-- Extracted data follows --
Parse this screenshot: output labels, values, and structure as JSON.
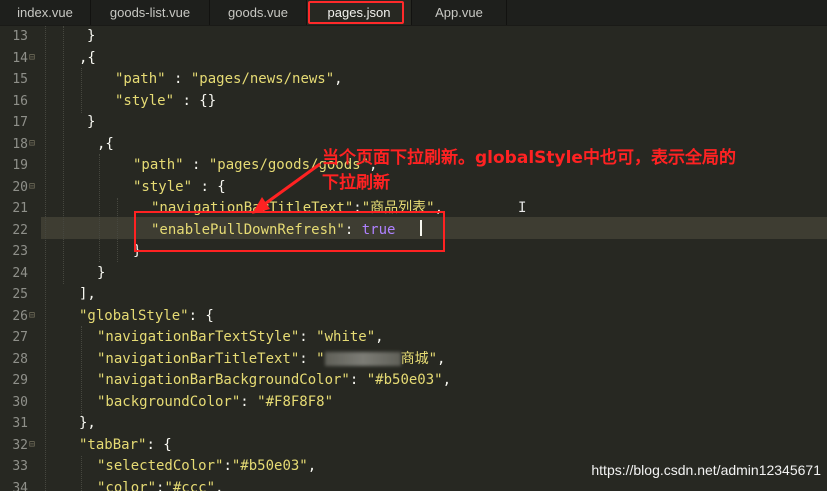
{
  "tabs": [
    {
      "label": "index.vue",
      "active": false
    },
    {
      "label": "goods-list.vue",
      "active": false
    },
    {
      "label": "goods.vue",
      "active": false
    },
    {
      "label": "pages.json",
      "active": true
    },
    {
      "label": "App.vue",
      "active": false
    }
  ],
  "gutter": {
    "line_numbers": [
      "13",
      "14",
      "15",
      "16",
      "17",
      "18",
      "19",
      "20",
      "21",
      "22",
      "23",
      "24",
      "25",
      "26",
      "27",
      "28",
      "29",
      "30",
      "31",
      "32",
      "33",
      "34"
    ]
  },
  "code": {
    "l13": "}",
    "l14": ",{",
    "l15_key": "\"path\"",
    "l15_sep": " : ",
    "l15_val": "\"pages/news/news\"",
    "l15_end": ",",
    "l16_key": "\"style\"",
    "l16_rest": " : {}",
    "l17": "}",
    "l18": ",{",
    "l19_key": "\"path\"",
    "l19_sep": " : ",
    "l19_val": "\"pages/goods/goods\"",
    "l19_end": ",",
    "l20_key": "\"style\"",
    "l20_rest": " : {",
    "l21_key": "\"navigationBarTitleText\"",
    "l21_sep": ":",
    "l21_val": "\"商品列表\"",
    "l21_end": ",",
    "l22_key": "\"enablePullDownRefresh\"",
    "l22_sep": ": ",
    "l22_val": "true",
    "l23": "}",
    "l24": "}",
    "l25": "],",
    "l26_key": "\"globalStyle\"",
    "l26_rest": ": {",
    "l27_key": "\"navigationBarTextStyle\"",
    "l27_sep": ": ",
    "l27_val": "\"white\"",
    "l27_end": ",",
    "l28_key": "\"navigationBarTitleText\"",
    "l28_sep": ": ",
    "l28_val_a": "\"",
    "l28_val_b": "商城\"",
    "l28_end": ",",
    "l29_key": "\"navigationBarBackgroundColor\"",
    "l29_sep": ": ",
    "l29_val": "\"#b50e03\"",
    "l29_end": ",",
    "l30_key": "\"backgroundColor\"",
    "l30_sep": ": ",
    "l30_val": "\"#F8F8F8\"",
    "l31": "},",
    "l32_key": "\"tabBar\"",
    "l32_rest": ": {",
    "l33_key": "\"selectedColor\"",
    "l33_sep": ":",
    "l33_val": "\"#b50e03\"",
    "l33_end": ",",
    "l34_key": "\"color\"",
    "l34_sep": ":",
    "l34_val": "\"#ccc\"",
    "l34_end": ","
  },
  "annotation": {
    "text": "当个页面下拉刷新。globalStyle中也可，表示全局的\n下拉刷新"
  },
  "watermark": "https://blog.csdn.net/admin12345671",
  "colors": {
    "background": "#272822",
    "string": "#e6db74",
    "keyword": "#ae81ff",
    "annotation": "#ff2222"
  }
}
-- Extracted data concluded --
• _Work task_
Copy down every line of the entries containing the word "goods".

• _Response to this task_
      "label": "goods-list.vue",
      "label": "goods.vue",
    "l19_val": "\"pages/goods/goods\"",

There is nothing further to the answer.